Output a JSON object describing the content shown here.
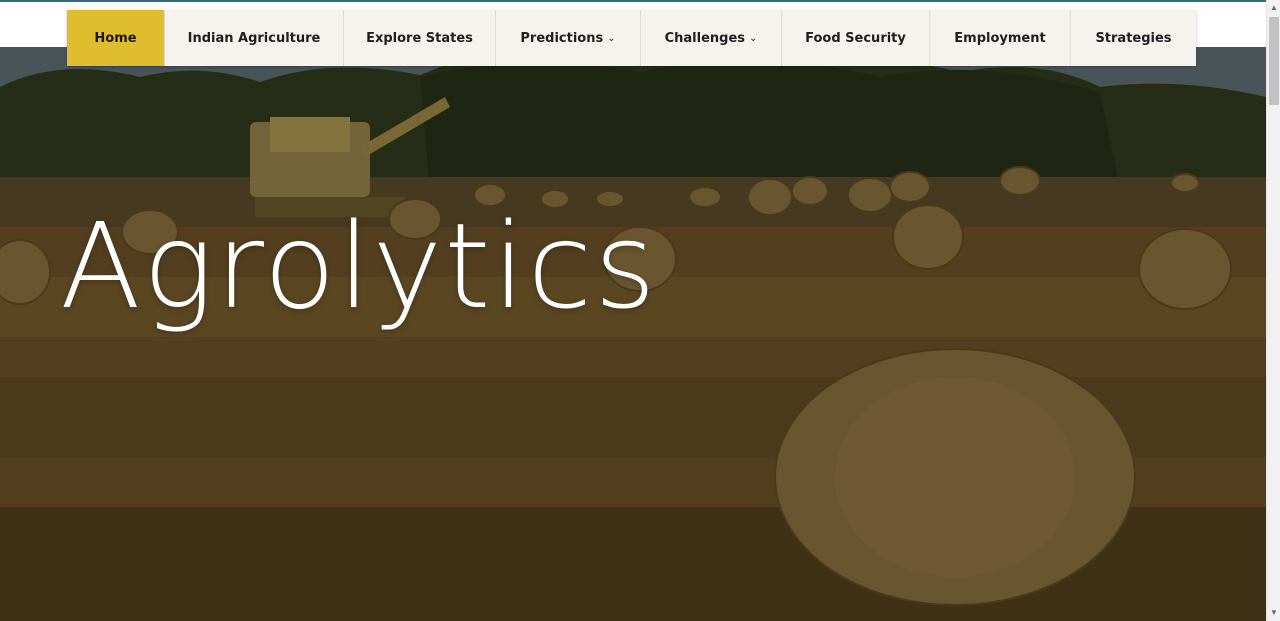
{
  "hero": {
    "title": "Agrolytics"
  },
  "nav": {
    "items": [
      {
        "label": "Home",
        "active": true,
        "dropdown": false
      },
      {
        "label": "Indian Agriculture",
        "active": false,
        "dropdown": false
      },
      {
        "label": "Explore States",
        "active": false,
        "dropdown": false
      },
      {
        "label": "Predictions",
        "active": false,
        "dropdown": true
      },
      {
        "label": "Challenges",
        "active": false,
        "dropdown": true
      },
      {
        "label": "Food Security",
        "active": false,
        "dropdown": false
      },
      {
        "label": "Employment",
        "active": false,
        "dropdown": false
      },
      {
        "label": "Strategies",
        "active": false,
        "dropdown": false
      }
    ]
  },
  "colors": {
    "accent": "#e0bd2e",
    "nav_bg": "#f6f3ee",
    "title": "#ffffff"
  },
  "icons": {
    "dropdown": "chevron-down-icon"
  }
}
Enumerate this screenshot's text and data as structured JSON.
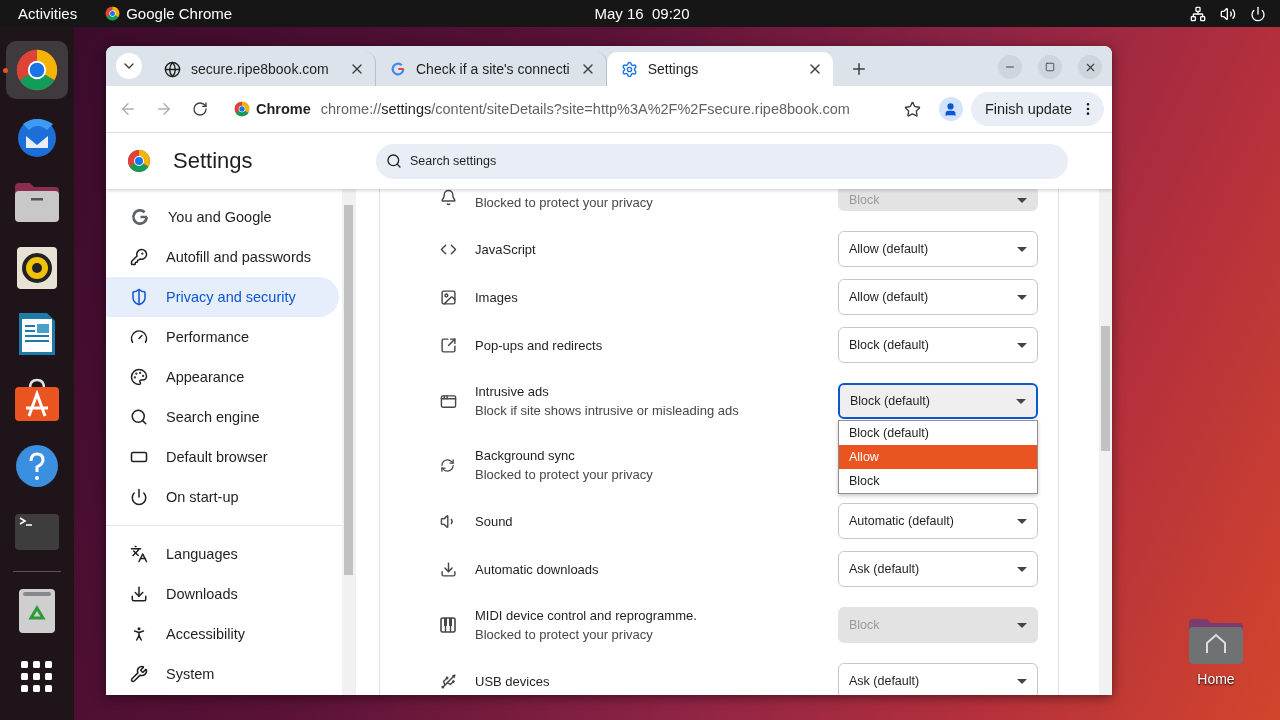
{
  "top_bar": {
    "activities": "Activities",
    "app_name": "Google Chrome",
    "clock": "May 16  09:20"
  },
  "dock": [
    {
      "kind": "chrome",
      "active": true
    },
    {
      "kind": "thunderbird",
      "active": false
    },
    {
      "kind": "files",
      "active": false
    },
    {
      "kind": "rhythmbox",
      "active": false
    },
    {
      "kind": "writer",
      "active": false
    },
    {
      "kind": "appcenter",
      "active": false
    },
    {
      "kind": "help",
      "active": false
    },
    {
      "kind": "terminal",
      "active": false
    },
    {
      "kind": "trash",
      "active": false
    },
    {
      "kind": "apps",
      "active": false
    }
  ],
  "desktop_icons": [
    {
      "label": "Home"
    }
  ],
  "browser": {
    "tabs": [
      {
        "kind": "globe",
        "title": "secure.ripe8book.com",
        "selected": false
      },
      {
        "kind": "google",
        "title": "Check if a site's connecti",
        "selected": false
      },
      {
        "kind": "gear",
        "title": "Settings",
        "selected": true
      }
    ],
    "address_bar": {
      "chip": "Chrome",
      "url": "chrome://**settings**/content/siteDetails?site=http%3A%2F%2Fsecure.ripe8book.com"
    },
    "update_button": "Finish update"
  },
  "settings": {
    "title": "Settings",
    "search": {
      "placeholder": "Search settings"
    },
    "sidebar": [
      [
        {
          "kind": "google",
          "label": "You and Google",
          "selected": false
        },
        {
          "kind": "key",
          "label": "Autofill and passwords",
          "selected": false
        },
        {
          "kind": "shield",
          "label": "Privacy and security",
          "selected": true
        },
        {
          "kind": "gauge",
          "label": "Performance",
          "selected": false
        },
        {
          "kind": "palette",
          "label": "Appearance",
          "selected": false
        },
        {
          "kind": "search",
          "label": "Search engine",
          "selected": false
        },
        {
          "kind": "browser",
          "label": "Default browser",
          "selected": false
        },
        {
          "kind": "power",
          "label": "On start-up",
          "selected": false
        }
      ],
      [
        {
          "kind": "languages",
          "label": "Languages",
          "selected": false
        },
        {
          "kind": "download",
          "label": "Downloads",
          "selected": false
        },
        {
          "kind": "accessibility",
          "label": "Accessibility",
          "selected": false
        },
        {
          "kind": "wrench",
          "label": "System",
          "selected": false
        }
      ]
    ],
    "rows": [
      {
        "kind": "bell",
        "description": "Blocked to protect your privacy",
        "value": "Block",
        "disabled": true
      },
      {
        "kind": "code",
        "title": "JavaScript",
        "value": "Allow (default)",
        "disabled": false
      },
      {
        "kind": "image",
        "title": "Images",
        "value": "Allow (default)",
        "disabled": false
      },
      {
        "kind": "external",
        "title": "Pop-ups and redirects",
        "value": "Block (default)",
        "disabled": false
      },
      {
        "kind": "window",
        "title": "Intrusive ads",
        "description": "Block if site shows intrusive or misleading ads",
        "value": "Block (default)",
        "disabled": false,
        "open": true,
        "options": [
          {
            "label": "Block (default)",
            "highlighted": false
          },
          {
            "label": "Allow",
            "highlighted": true
          },
          {
            "label": "Block",
            "highlighted": false
          }
        ]
      },
      {
        "kind": "sync",
        "title": "Background sync",
        "description": "Blocked to protect your privacy"
      },
      {
        "kind": "sound",
        "title": "Sound",
        "value": "Automatic (default)",
        "disabled": false
      },
      {
        "kind": "download",
        "title": "Automatic downloads",
        "value": "Ask (default)",
        "disabled": false
      },
      {
        "kind": "piano",
        "title": "MIDI device control and reprogramme.",
        "description": "Blocked to protect your privacy",
        "value": "Block",
        "disabled": true
      },
      {
        "kind": "usb",
        "title": "USB devices",
        "value": "Ask (default)",
        "disabled": false
      }
    ]
  }
}
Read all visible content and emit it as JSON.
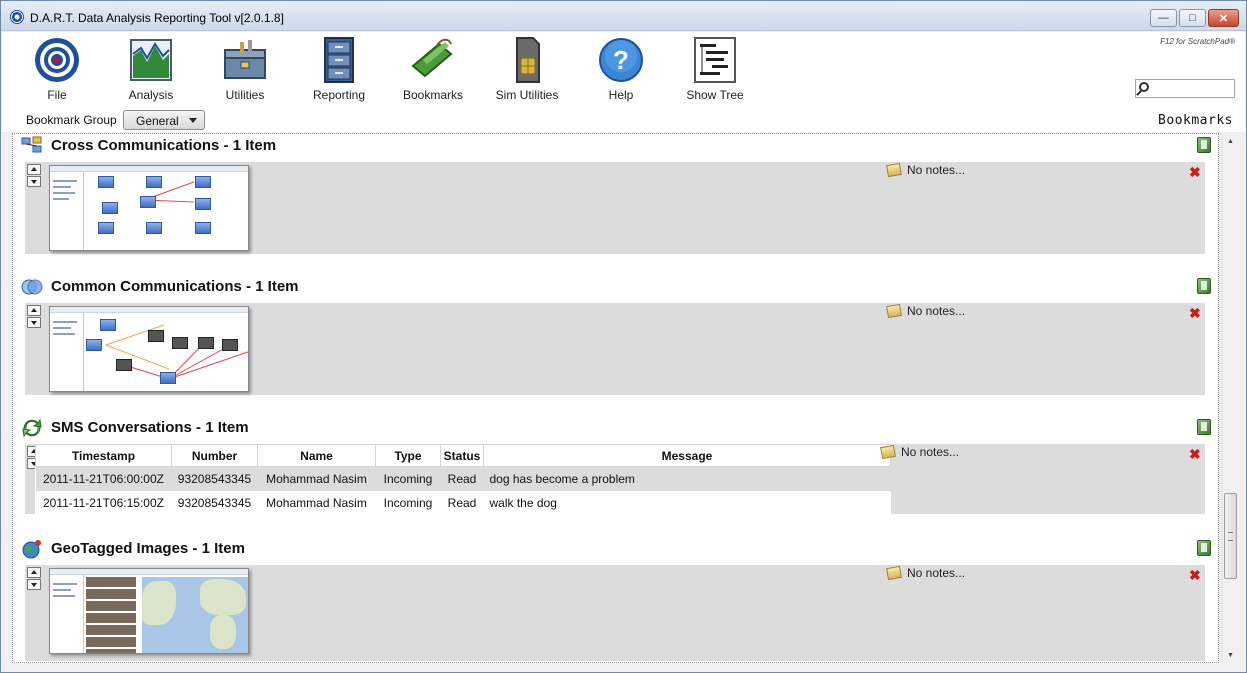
{
  "window": {
    "title": "D.A.R.T. Data Analysis Reporting Tool v[2.0.1.8]",
    "minimize_symbol": "—",
    "maximize_symbol": "□",
    "close_symbol": "✕"
  },
  "toolbar": {
    "items": [
      {
        "label": "File",
        "icon": "file-disc-icon"
      },
      {
        "label": "Analysis",
        "icon": "chart-icon"
      },
      {
        "label": "Utilities",
        "icon": "toolbox-icon"
      },
      {
        "label": "Reporting",
        "icon": "cabinet-icon"
      },
      {
        "label": "Bookmarks",
        "icon": "bookmark-icon"
      },
      {
        "label": "Sim Utilities",
        "icon": "sim-card-icon"
      },
      {
        "label": "Help",
        "icon": "help-icon"
      },
      {
        "label": "Show Tree",
        "icon": "tree-icon"
      }
    ],
    "f12_hint": "F12 for ScratchPad®",
    "search": {
      "value": "",
      "placeholder": ""
    }
  },
  "bookmark_group": {
    "label": "Bookmark Group",
    "selected": "General"
  },
  "panel_heading": "Bookmarks",
  "sections": [
    {
      "title": "Cross Communications - 1 Item",
      "notes": "No notes...",
      "delete_symbol": "✖"
    },
    {
      "title": "Common Communications - 1 Item",
      "notes": "No notes...",
      "delete_symbol": "✖"
    },
    {
      "title": "SMS Conversations - 1 Item",
      "notes": "No notes...",
      "delete_symbol": "✖",
      "table": {
        "columns": [
          "Timestamp",
          "Number",
          "Name",
          "Type",
          "Status",
          "Message"
        ],
        "rows": [
          [
            "2011-11-21T06:00:00Z",
            "93208543345",
            "Mohammad Nasim",
            "Incoming",
            "Read",
            "dog has become a problem"
          ],
          [
            "2011-11-21T06:15:00Z",
            "93208543345",
            "Mohammad Nasim",
            "Incoming",
            "Read",
            "walk the dog"
          ]
        ]
      }
    },
    {
      "title": "GeoTagged Images - 1 Item",
      "notes": "No notes...",
      "delete_symbol": "✖"
    }
  ],
  "colors": {
    "accent_blue": "#1d4f9c",
    "delete_red": "#cc1d12",
    "section_bg": "#dcdcdc"
  }
}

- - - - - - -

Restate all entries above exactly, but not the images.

Output a JSON object describing the content shown here.
{
  "hero": {
    "title": "Agrolytics"
  },
  "nav": {
    "items": [
      {
        "label": "Home",
        "active": true,
        "dropdown": false
      },
      {
        "label": "Indian Agriculture",
        "active": false,
        "dropdown": false
      },
      {
        "label": "Explore States",
        "active": false,
        "dropdown": false
      },
      {
        "label": "Predictions",
        "active": false,
        "dropdown": true
      },
      {
        "label": "Challenges",
        "active": false,
        "dropdown": true
      },
      {
        "label": "Food Security",
        "active": false,
        "dropdown": false
      },
      {
        "label": "Employment",
        "active": false,
        "dropdown": false
      },
      {
        "label": "Strategies",
        "active": false,
        "dropdown": false
      }
    ]
  },
  "colors": {
    "accent": "#e0bd2e",
    "nav_bg": "#f6f3ee",
    "title": "#ffffff"
  },
  "icons": {
    "dropdown": "chevron-down-icon"
  }
}
Enumerate this screenshot's text and data as structured JSON.
{
  "top_bar": {
    "activities": "Activities",
    "app_name": "Google Chrome",
    "clock": "May 16  09:20"
  },
  "dock": [
    {
      "kind": "chrome",
      "active": true
    },
    {
      "kind": "thunderbird",
      "active": false
    },
    {
      "kind": "files",
      "active": false
    },
    {
      "kind": "rhythmbox",
      "active": false
    },
    {
      "kind": "writer",
      "active": false
    },
    {
      "kind": "appcenter",
      "active": false
    },
    {
      "kind": "help",
      "active": false
    },
    {
      "kind": "terminal",
      "active": false
    },
    {
      "kind": "trash",
      "active": false
    },
    {
      "kind": "apps",
      "active": false
    }
  ],
  "desktop_icons": [
    {
      "label": "Home"
    }
  ],
  "browser": {
    "tabs": [
      {
        "kind": "globe",
        "title": "secure.ripe8book.com",
        "selected": false
      },
      {
        "kind": "google",
        "title": "Check if a site's connecti",
        "selected": false
      },
      {
        "kind": "gear",
        "title": "Settings",
        "selected": true
      }
    ],
    "address_bar": {
      "chip": "Chrome",
      "url": "chrome://**settings**/content/siteDetails?site=http%3A%2F%2Fsecure.ripe8book.com"
    },
    "update_button": "Finish update"
  },
  "settings": {
    "title": "Settings",
    "search": {
      "placeholder": "Search settings"
    },
    "sidebar": [
      [
        {
          "kind": "google",
          "label": "You and Google",
          "selected": false
        },
        {
          "kind": "key",
          "label": "Autofill and passwords",
          "selected": false
        },
        {
          "kind": "shield",
          "label": "Privacy and security",
          "selected": true
        },
        {
          "kind": "gauge",
          "label": "Performance",
          "selected": false
        },
        {
          "kind": "palette",
          "label": "Appearance",
          "selected": false
        },
        {
          "kind": "search",
          "label": "Search engine",
          "selected": false
        },
        {
          "kind": "browser",
          "label": "Default browser",
          "selected": false
        },
        {
          "kind": "power",
          "label": "On start-up",
          "selected": false
        }
      ],
      [
        {
          "kind": "languages",
          "label": "Languages",
          "selected": false
        },
        {
          "kind": "download",
          "label": "Downloads",
          "selected": false
        },
        {
          "kind": "accessibility",
          "label": "Accessibility",
          "selected": false
        },
        {
          "kind": "wrench",
          "label": "System",
          "selected": false
        }
      ]
    ],
    "rows": [
      {
        "kind": "bell",
        "description": "Blocked to protect your privacy",
        "value": "Block",
        "disabled": true
      },
      {
        "kind": "code",
        "title": "JavaScript",
        "value": "Allow (default)",
        "disabled": false
      },
      {
        "kind": "image",
        "title": "Images",
        "value": "Allow (default)",
        "disabled": false
      },
      {
        "kind": "external",
        "title": "Pop-ups and redirects",
        "value": "Block (default)",
        "disabled": false
      },
      {
        "kind": "window",
        "title": "Intrusive ads",
        "description": "Block if site shows intrusive or misleading ads",
        "value": "Block (default)",
        "disabled": false,
        "open": true,
        "options": [
          {
            "label": "Block (default)",
            "highlighted": false
          },
          {
            "label": "Allow",
            "highlighted": true
          },
          {
            "label": "Block",
            "highlighted": false
          }
        ]
      },
      {
        "kind": "sync",
        "title": "Background sync",
        "description": "Blocked to protect your privacy"
      },
      {
        "kind": "sound",
        "title": "Sound",
        "value": "Automatic (default)",
        "disabled": false
      },
      {
        "kind": "download",
        "title": "Automatic downloads",
        "value": "Ask (default)",
        "disabled": false
      },
      {
        "kind": "piano",
        "title": "MIDI device control and reprogramme.",
        "description": "Blocked to protect your privacy",
        "value": "Block",
        "disabled": true
      },
      {
        "kind": "usb",
        "title": "USB devices",
        "value": "Ask (default)",
        "disabled": false
      }
    ]
  }
}
Read all visible content and emit it as JSON.
{
  "window": {
    "title": "D.A.R.T. Data Analysis Reporting Tool v[2.0.1.8]",
    "minimize_symbol": "—",
    "maximize_symbol": "□",
    "close_symbol": "✕"
  },
  "toolbar": {
    "items": [
      {
        "label": "File",
        "icon": "file-disc-icon"
      },
      {
        "label": "Analysis",
        "icon": "chart-icon"
      },
      {
        "label": "Utilities",
        "icon": "toolbox-icon"
      },
      {
        "label": "Reporting",
        "icon": "cabinet-icon"
      },
      {
        "label": "Bookmarks",
        "icon": "bookmark-icon"
      },
      {
        "label": "Sim Utilities",
        "icon": "sim-card-icon"
      },
      {
        "label": "Help",
        "icon": "help-icon"
      },
      {
        "label": "Show Tree",
        "icon": "tree-icon"
      }
    ],
    "f12_hint": "F12 for ScratchPad®",
    "search": {
      "value": "",
      "placeholder": ""
    }
  },
  "bookmark_group": {
    "label": "Bookmark Group",
    "selected": "General"
  },
  "panel_heading": "Bookmarks",
  "sections": [
    {
      "title": "Cross Communications - 1 Item",
      "notes": "No notes...",
      "delete_symbol": "✖"
    },
    {
      "title": "Common Communications - 1 Item",
      "notes": "No notes...",
      "delete_symbol": "✖"
    },
    {
      "title": "SMS Conversations - 1 Item",
      "notes": "No notes...",
      "delete_symbol": "✖",
      "table": {
        "columns": [
          "Timestamp",
          "Number",
          "Name",
          "Type",
          "Status",
          "Message"
        ],
        "rows": [
          [
            "2011-11-21T06:00:00Z",
            "93208543345",
            "Mohammad Nasim",
            "Incoming",
            "Read",
            "dog has become a problem"
          ],
          [
            "2011-11-21T06:15:00Z",
            "93208543345",
            "Mohammad Nasim",
            "Incoming",
            "Read",
            "walk the dog"
          ]
        ]
      }
    },
    {
      "title": "GeoTagged Images - 1 Item",
      "notes": "No notes...",
      "delete_symbol": "✖"
    }
  ],
  "colors": {
    "accent_blue": "#1d4f9c",
    "delete_red": "#cc1d12",
    "section_bg": "#dcdcdc"
  }
}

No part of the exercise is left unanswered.